*What the task requires*.
The answer must be an exact copy of every entry.

Data records:
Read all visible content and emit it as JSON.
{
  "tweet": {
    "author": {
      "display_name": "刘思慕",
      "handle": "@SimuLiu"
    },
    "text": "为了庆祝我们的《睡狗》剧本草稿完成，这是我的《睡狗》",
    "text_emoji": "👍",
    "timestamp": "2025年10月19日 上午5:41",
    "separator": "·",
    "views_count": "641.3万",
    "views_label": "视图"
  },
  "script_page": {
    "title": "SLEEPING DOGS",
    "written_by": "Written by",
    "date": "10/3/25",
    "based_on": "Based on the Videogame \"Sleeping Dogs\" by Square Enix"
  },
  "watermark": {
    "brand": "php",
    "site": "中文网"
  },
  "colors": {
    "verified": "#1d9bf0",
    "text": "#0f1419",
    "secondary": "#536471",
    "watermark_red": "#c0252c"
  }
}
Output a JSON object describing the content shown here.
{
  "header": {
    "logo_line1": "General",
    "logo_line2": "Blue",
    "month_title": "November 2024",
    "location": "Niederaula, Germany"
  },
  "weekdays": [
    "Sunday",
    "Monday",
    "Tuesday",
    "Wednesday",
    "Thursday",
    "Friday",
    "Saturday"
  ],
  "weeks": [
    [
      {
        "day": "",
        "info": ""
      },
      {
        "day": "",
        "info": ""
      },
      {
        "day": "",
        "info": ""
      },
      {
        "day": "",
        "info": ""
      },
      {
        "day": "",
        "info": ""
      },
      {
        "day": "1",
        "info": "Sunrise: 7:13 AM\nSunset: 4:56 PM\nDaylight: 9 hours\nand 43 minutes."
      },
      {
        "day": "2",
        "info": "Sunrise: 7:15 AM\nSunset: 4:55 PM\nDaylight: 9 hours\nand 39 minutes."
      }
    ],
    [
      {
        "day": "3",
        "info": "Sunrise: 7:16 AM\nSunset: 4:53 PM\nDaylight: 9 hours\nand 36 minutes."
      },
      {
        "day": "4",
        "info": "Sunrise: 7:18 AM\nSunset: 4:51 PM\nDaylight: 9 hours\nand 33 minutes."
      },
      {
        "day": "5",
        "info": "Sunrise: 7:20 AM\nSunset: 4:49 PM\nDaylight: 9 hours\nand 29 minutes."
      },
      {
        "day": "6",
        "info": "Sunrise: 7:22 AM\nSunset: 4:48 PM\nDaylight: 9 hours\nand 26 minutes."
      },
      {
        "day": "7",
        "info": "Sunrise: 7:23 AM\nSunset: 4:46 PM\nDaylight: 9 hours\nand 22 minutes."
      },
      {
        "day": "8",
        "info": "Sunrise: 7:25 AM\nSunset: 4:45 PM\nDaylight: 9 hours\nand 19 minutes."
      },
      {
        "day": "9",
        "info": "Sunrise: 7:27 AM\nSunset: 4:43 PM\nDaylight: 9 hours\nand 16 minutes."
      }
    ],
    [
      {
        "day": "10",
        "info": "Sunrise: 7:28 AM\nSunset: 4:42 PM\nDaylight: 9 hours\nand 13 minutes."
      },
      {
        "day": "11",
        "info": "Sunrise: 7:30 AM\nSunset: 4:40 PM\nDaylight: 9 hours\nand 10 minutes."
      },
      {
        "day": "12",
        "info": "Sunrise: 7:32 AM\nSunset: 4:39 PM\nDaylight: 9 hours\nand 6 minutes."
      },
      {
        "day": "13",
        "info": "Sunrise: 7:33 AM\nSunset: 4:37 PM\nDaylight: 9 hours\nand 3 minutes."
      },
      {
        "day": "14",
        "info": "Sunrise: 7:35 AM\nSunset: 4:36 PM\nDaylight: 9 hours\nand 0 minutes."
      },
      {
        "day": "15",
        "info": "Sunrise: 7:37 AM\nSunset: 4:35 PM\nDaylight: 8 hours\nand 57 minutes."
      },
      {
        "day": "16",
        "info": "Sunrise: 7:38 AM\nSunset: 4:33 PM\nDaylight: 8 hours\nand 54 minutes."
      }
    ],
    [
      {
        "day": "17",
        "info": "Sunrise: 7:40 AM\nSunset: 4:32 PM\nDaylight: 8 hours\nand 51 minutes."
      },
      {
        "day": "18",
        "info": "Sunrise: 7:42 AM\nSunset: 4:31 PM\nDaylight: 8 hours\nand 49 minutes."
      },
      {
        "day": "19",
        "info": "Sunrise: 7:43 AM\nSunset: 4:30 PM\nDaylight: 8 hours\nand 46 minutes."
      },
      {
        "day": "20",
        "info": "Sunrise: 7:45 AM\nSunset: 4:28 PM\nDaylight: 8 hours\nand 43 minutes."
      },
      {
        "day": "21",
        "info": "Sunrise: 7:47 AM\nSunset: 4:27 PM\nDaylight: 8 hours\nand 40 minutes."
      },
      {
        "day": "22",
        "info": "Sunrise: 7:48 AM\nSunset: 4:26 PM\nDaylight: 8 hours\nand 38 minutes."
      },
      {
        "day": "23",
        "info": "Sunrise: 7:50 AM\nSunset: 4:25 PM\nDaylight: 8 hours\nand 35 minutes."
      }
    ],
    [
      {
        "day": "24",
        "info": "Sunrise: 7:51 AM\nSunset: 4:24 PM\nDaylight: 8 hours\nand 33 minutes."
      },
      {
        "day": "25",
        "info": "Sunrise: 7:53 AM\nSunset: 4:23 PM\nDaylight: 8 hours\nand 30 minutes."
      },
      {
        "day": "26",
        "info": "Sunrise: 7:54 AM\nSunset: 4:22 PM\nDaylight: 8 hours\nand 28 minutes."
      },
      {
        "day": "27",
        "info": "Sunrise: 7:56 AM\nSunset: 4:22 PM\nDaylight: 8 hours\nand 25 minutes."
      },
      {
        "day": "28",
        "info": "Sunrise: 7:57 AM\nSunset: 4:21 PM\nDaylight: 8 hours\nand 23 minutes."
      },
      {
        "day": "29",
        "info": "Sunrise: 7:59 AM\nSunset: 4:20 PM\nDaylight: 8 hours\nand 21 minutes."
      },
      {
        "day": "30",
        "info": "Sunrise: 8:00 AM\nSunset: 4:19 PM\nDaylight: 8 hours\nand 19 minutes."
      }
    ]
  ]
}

*Solution to this problem*.
Read all visible content and emit it as JSON.
{
  "tweet": {
    "author": {
      "display_name": "刘思慕",
      "handle": "@SimuLiu"
    },
    "text": "为了庆祝我们的《睡狗》剧本草稿完成，这是我的《睡狗》",
    "text_emoji": "👍",
    "timestamp": "2025年10月19日 上午5:41",
    "separator": "·",
    "views_count": "641.3万",
    "views_label": "视图"
  },
  "script_page": {
    "title": "SLEEPING DOGS",
    "written_by": "Written by",
    "date": "10/3/25",
    "based_on": "Based on the Videogame \"Sleeping Dogs\" by Square Enix"
  },
  "watermark": {
    "brand": "php",
    "site": "中文网"
  },
  "colors": {
    "verified": "#1d9bf0",
    "text": "#0f1419",
    "secondary": "#536471",
    "watermark_red": "#c0252c"
  }
}
Output a JSON object describing the content shown here.
{
  "header": {
    "logo_line1": "General",
    "logo_line2": "Blue",
    "month_title": "November 2024",
    "location": "Niederaula, Germany"
  },
  "weekdays": [
    "Sunday",
    "Monday",
    "Tuesday",
    "Wednesday",
    "Thursday",
    "Friday",
    "Saturday"
  ],
  "weeks": [
    [
      {
        "day": "",
        "info": ""
      },
      {
        "day": "",
        "info": ""
      },
      {
        "day": "",
        "info": ""
      },
      {
        "day": "",
        "info": ""
      },
      {
        "day": "",
        "info": ""
      },
      {
        "day": "1",
        "info": "Sunrise: 7:13 AM\nSunset: 4:56 PM\nDaylight: 9 hours\nand 43 minutes."
      },
      {
        "day": "2",
        "info": "Sunrise: 7:15 AM\nSunset: 4:55 PM\nDaylight: 9 hours\nand 39 minutes."
      }
    ],
    [
      {
        "day": "3",
        "info": "Sunrise: 7:16 AM\nSunset: 4:53 PM\nDaylight: 9 hours\nand 36 minutes."
      },
      {
        "day": "4",
        "info": "Sunrise: 7:18 AM\nSunset: 4:51 PM\nDaylight: 9 hours\nand 33 minutes."
      },
      {
        "day": "5",
        "info": "Sunrise: 7:20 AM\nSunset: 4:49 PM\nDaylight: 9 hours\nand 29 minutes."
      },
      {
        "day": "6",
        "info": "Sunrise: 7:22 AM\nSunset: 4:48 PM\nDaylight: 9 hours\nand 26 minutes."
      },
      {
        "day": "7",
        "info": "Sunrise: 7:23 AM\nSunset: 4:46 PM\nDaylight: 9 hours\nand 22 minutes."
      },
      {
        "day": "8",
        "info": "Sunrise: 7:25 AM\nSunset: 4:45 PM\nDaylight: 9 hours\nand 19 minutes."
      },
      {
        "day": "9",
        "info": "Sunrise: 7:27 AM\nSunset: 4:43 PM\nDaylight: 9 hours\nand 16 minutes."
      }
    ],
    [
      {
        "day": "10",
        "info": "Sunrise: 7:28 AM\nSunset: 4:42 PM\nDaylight: 9 hours\nand 13 minutes."
      },
      {
        "day": "11",
        "info": "Sunrise: 7:30 AM\nSunset: 4:40 PM\nDaylight: 9 hours\nand 10 minutes."
      },
      {
        "day": "12",
        "info": "Sunrise: 7:32 AM\nSunset: 4:39 PM\nDaylight: 9 hours\nand 6 minutes."
      },
      {
        "day": "13",
        "info": "Sunrise: 7:33 AM\nSunset: 4:37 PM\nDaylight: 9 hours\nand 3 minutes."
      },
      {
        "day": "14",
        "info": "Sunrise: 7:35 AM\nSunset: 4:36 PM\nDaylight: 9 hours\nand 0 minutes."
      },
      {
        "day": "15",
        "info": "Sunrise: 7:37 AM\nSunset: 4:35 PM\nDaylight: 8 hours\nand 57 minutes."
      },
      {
        "day": "16",
        "info": "Sunrise: 7:38 AM\nSunset: 4:33 PM\nDaylight: 8 hours\nand 54 minutes."
      }
    ],
    [
      {
        "day": "17",
        "info": "Sunrise: 7:40 AM\nSunset: 4:32 PM\nDaylight: 8 hours\nand 51 minutes."
      },
      {
        "day": "18",
        "info": "Sunrise: 7:42 AM\nSunset: 4:31 PM\nDaylight: 8 hours\nand 49 minutes."
      },
      {
        "day": "19",
        "info": "Sunrise: 7:43 AM\nSunset: 4:30 PM\nDaylight: 8 hours\nand 46 minutes."
      },
      {
        "day": "20",
        "info": "Sunrise: 7:45 AM\nSunset: 4:28 PM\nDaylight: 8 hours\nand 43 minutes."
      },
      {
        "day": "21",
        "info": "Sunrise: 7:47 AM\nSunset: 4:27 PM\nDaylight: 8 hours\nand 40 minutes."
      },
      {
        "day": "22",
        "info": "Sunrise: 7:48 AM\nSunset: 4:26 PM\nDaylight: 8 hours\nand 38 minutes."
      },
      {
        "day": "23",
        "info": "Sunrise: 7:50 AM\nSunset: 4:25 PM\nDaylight: 8 hours\nand 35 minutes."
      }
    ],
    [
      {
        "day": "24",
        "info": "Sunrise: 7:51 AM\nSunset: 4:24 PM\nDaylight: 8 hours\nand 33 minutes."
      },
      {
        "day": "25",
        "info": "Sunrise: 7:53 AM\nSunset: 4:23 PM\nDaylight: 8 hours\nand 30 minutes."
      },
      {
        "day": "26",
        "info": "Sunrise: 7:54 AM\nSunset: 4:22 PM\nDaylight: 8 hours\nand 28 minutes."
      },
      {
        "day": "27",
        "info": "Sunrise: 7:56 AM\nSunset: 4:22 PM\nDaylight: 8 hours\nand 25 minutes."
      },
      {
        "day": "28",
        "info": "Sunrise: 7:57 AM\nSunset: 4:21 PM\nDaylight: 8 hours\nand 23 minutes."
      },
      {
        "day": "29",
        "info": "Sunrise: 7:59 AM\nSunset: 4:20 PM\nDaylight: 8 hours\nand 21 minutes."
      },
      {
        "day": "30",
        "info": "Sunrise: 8:00 AM\nSunset: 4:19 PM\nDaylight: 8 hours\nand 19 minutes."
      }
    ]
  ]
}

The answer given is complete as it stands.